• **Assignment**
Every line of the data must be copied exactly.

Records drawn from a dataset
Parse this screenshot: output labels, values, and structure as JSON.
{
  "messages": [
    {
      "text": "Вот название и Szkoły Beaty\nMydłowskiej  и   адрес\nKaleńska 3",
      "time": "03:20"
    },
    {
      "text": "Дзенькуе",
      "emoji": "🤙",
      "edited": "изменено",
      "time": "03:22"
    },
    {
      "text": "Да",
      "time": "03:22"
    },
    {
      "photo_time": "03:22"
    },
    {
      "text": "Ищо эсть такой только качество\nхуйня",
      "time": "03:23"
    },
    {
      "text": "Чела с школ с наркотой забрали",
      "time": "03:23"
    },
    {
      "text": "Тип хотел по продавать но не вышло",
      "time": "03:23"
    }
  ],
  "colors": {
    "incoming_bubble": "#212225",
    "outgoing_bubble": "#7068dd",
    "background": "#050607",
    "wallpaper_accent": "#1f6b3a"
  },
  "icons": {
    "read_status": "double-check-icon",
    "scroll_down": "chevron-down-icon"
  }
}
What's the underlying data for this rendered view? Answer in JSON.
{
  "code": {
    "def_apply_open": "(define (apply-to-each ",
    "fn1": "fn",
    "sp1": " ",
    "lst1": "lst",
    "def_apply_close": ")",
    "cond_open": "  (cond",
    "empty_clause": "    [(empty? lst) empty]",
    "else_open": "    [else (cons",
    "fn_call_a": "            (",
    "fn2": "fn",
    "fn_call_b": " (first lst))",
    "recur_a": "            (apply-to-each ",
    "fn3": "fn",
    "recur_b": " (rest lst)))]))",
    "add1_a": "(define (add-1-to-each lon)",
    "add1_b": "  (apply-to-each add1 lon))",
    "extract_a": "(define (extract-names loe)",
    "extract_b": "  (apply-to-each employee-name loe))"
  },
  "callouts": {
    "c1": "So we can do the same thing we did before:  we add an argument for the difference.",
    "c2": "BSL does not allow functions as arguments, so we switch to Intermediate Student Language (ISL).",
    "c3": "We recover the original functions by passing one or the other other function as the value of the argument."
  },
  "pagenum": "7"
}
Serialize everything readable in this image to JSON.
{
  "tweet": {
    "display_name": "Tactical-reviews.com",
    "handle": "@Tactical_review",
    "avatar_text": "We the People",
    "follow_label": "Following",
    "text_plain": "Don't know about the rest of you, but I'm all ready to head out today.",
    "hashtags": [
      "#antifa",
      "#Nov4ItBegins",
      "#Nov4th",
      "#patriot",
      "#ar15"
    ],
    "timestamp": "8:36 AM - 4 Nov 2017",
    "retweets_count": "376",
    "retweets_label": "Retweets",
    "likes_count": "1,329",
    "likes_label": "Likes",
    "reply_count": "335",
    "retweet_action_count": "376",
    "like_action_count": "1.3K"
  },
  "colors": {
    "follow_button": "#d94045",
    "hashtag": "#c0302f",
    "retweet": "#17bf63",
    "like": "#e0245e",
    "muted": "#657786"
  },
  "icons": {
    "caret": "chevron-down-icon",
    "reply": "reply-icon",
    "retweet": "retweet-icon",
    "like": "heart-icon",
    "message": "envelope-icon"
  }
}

• **Response box**
Parse this screenshot: output labels, values, and structure as JSON.
{
  "messages": [
    {
      "text": "Вот название и Szkoły Beaty\nMydłowskiej  и   адрес\nKaleńska 3",
      "time": "03:20"
    },
    {
      "text": "Дзенькуе",
      "emoji": "🤙",
      "edited": "изменено",
      "time": "03:22"
    },
    {
      "text": "Да",
      "time": "03:22"
    },
    {
      "photo_time": "03:22"
    },
    {
      "text": "Ищо эсть такой только качество\nхуйня",
      "time": "03:23"
    },
    {
      "text": "Чела с школ с наркотой забрали",
      "time": "03:23"
    },
    {
      "text": "Тип хотел по продавать но не вышло",
      "time": "03:23"
    }
  ],
  "colors": {
    "incoming_bubble": "#212225",
    "outgoing_bubble": "#7068dd",
    "background": "#050607",
    "wallpaper_accent": "#1f6b3a"
  },
  "icons": {
    "read_status": "double-check-icon",
    "scroll_down": "chevron-down-icon"
  }
}
What's the underlying data for this rendered view? Answer in JSON.
{
  "code": {
    "def_apply_open": "(define (apply-to-each ",
    "fn1": "fn",
    "sp1": " ",
    "lst1": "lst",
    "def_apply_close": ")",
    "cond_open": "  (cond",
    "empty_clause": "    [(empty? lst) empty]",
    "else_open": "    [else (cons",
    "fn_call_a": "            (",
    "fn2": "fn",
    "fn_call_b": " (first lst))",
    "recur_a": "            (apply-to-each ",
    "fn3": "fn",
    "recur_b": " (rest lst)))]))",
    "add1_a": "(define (add-1-to-each lon)",
    "add1_b": "  (apply-to-each add1 lon))",
    "extract_a": "(define (extract-names loe)",
    "extract_b": "  (apply-to-each employee-name loe))"
  },
  "callouts": {
    "c1": "So we can do the same thing we did before:  we add an argument for the difference.",
    "c2": "BSL does not allow functions as arguments, so we switch to Intermediate Student Language (ISL).",
    "c3": "We recover the original functions by passing one or the other other function as the value of the argument."
  },
  "pagenum": "7"
}
Serialize everything readable in this image to JSON.
{
  "tweet": {
    "display_name": "Tactical-reviews.com",
    "handle": "@Tactical_review",
    "avatar_text": "We the People",
    "follow_label": "Following",
    "text_plain": "Don't know about the rest of you, but I'm all ready to head out today.",
    "hashtags": [
      "#antifa",
      "#Nov4ItBegins",
      "#Nov4th",
      "#patriot",
      "#ar15"
    ],
    "timestamp": "8:36 AM - 4 Nov 2017",
    "retweets_count": "376",
    "retweets_label": "Retweets",
    "likes_count": "1,329",
    "likes_label": "Likes",
    "reply_count": "335",
    "retweet_action_count": "376",
    "like_action_count": "1.3K"
  },
  "colors": {
    "follow_button": "#d94045",
    "hashtag": "#c0302f",
    "retweet": "#17bf63",
    "like": "#e0245e",
    "muted": "#657786"
  },
  "icons": {
    "caret": "chevron-down-icon",
    "reply": "reply-icon",
    "retweet": "retweet-icon",
    "like": "heart-icon",
    "message": "envelope-icon"
  }
}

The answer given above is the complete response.